I hope this information is helpful to you as you work to rebalance your investments for the year ahead. Please do not hesitate to contact me should have any questions about this article or if you are interested in discussing specifics about your portfolio.
Jason M. Gilbert, CPA/PFS, CFF
For those unfamiliar, these products aim to provide a low-maintaince and singular retirement plan option. These funds, which are also referred to as life-cycle or age-baed funds, crossed the $500 billion threshold in 2013 as reported by Morningstar (Reference). They are designed, through the rebalancing of its asset-allocation, to become more conservative as the target date (usually retirement) approaches. The demand for these products appears to remain strong. In fact, Casey Quirk (an asset management consulting firm), predicts that target-date funds will account for nearly half of all U.S. defined contribution plan assets by 2020 (Reference).
While these retirement plan options do indeed make long-term investing easy, I do caution my clients that these funds are anything but simple, and my not really serve the purpose to which they are intended. Here's why:
Most investors select these target-date funds through their employer-sponsored 401(k) plan without ever considering the points noted above. Be sure to do your diligence and resist selecting a life-cycle fund just because it's easy.
If you need any help analyzing your options, feel free to contact me.
Jason M. Gilbert, CPA/PFS, CFF
As we approach year-end, we should take a moment to consider retirement planning. I urge my self-employed readers to start a retirement plan if one is not already in place. Depending on your current circumstance, a cash balance pension plan (type of defined benefit plan) or a SIMPLE IRA (type of tax deferred employer-provided plan) might be suitable for you. I will discuss both of these (and other retirement vehicles) in future posts. For this entry, however, I'd like to focus on two popular and available options for the self-employed; the SEP IRA and the solo 401(k).
The SEP IRA
A Simplified Employee Pension Individual Retirement Arrangement (otherwise known as the SEP IRA), is typically adopted by business owners who seek to provide retirement benefits for the business owners and their employees.
The Solo 401(k)
A Solo 401(k), which is also known as a Self Employed or Individual 401(k), is a retirement savings vehicle designed specifically for employers with no full-time employees other than the business owners and their respective spouses. A key element of this particular type of plan is that it covers only the business owners and their spouses, thus not subjecting the 401(k) plan to complex ERISA (The Employee Retirement Income Security Act of 1974) rules.
So how do you choose between the two options?
Consider cash flow
Jason M. Gilbert, CPA/PFS, CFF

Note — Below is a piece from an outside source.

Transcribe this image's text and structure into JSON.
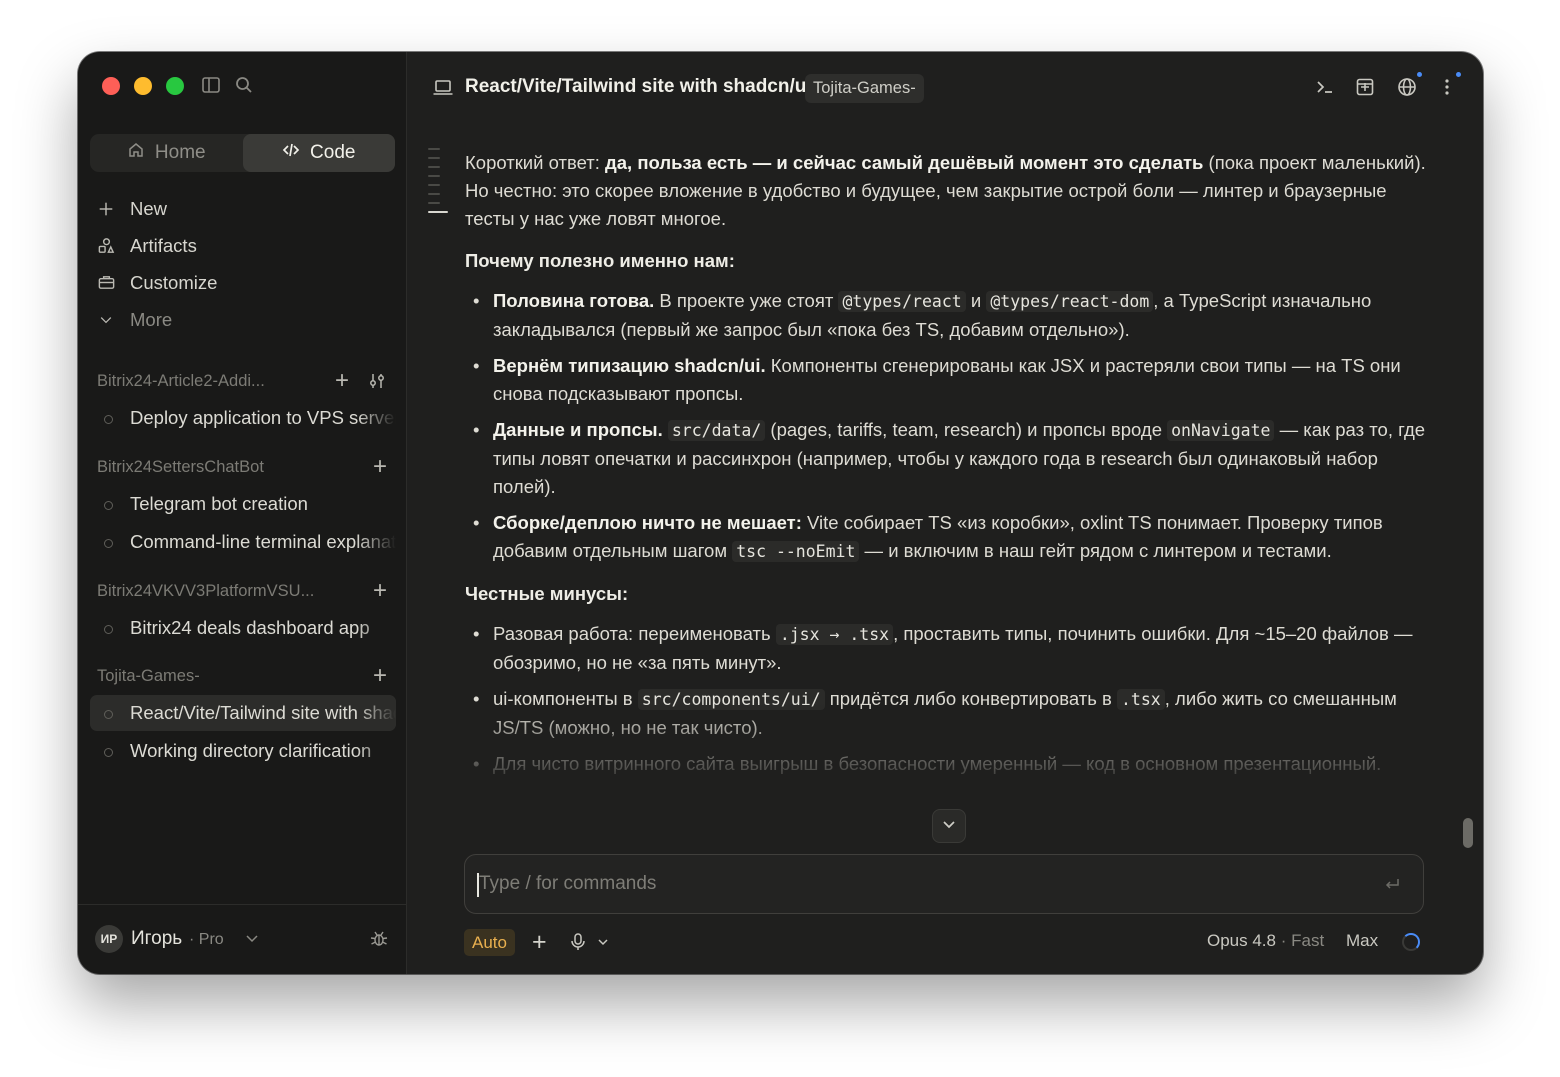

Jason Gilbert is Managing Director of RGA Investment Advisors LLC. He has over 10 years of experience in investment advisory, including portfolio construction, financial strategy, and advanced planning for high-net worth and institutional clients. He maintains an extensive background in both forensic accounting and personal finance, and serves as a fiduciary and trusted partner to his long-standing clients.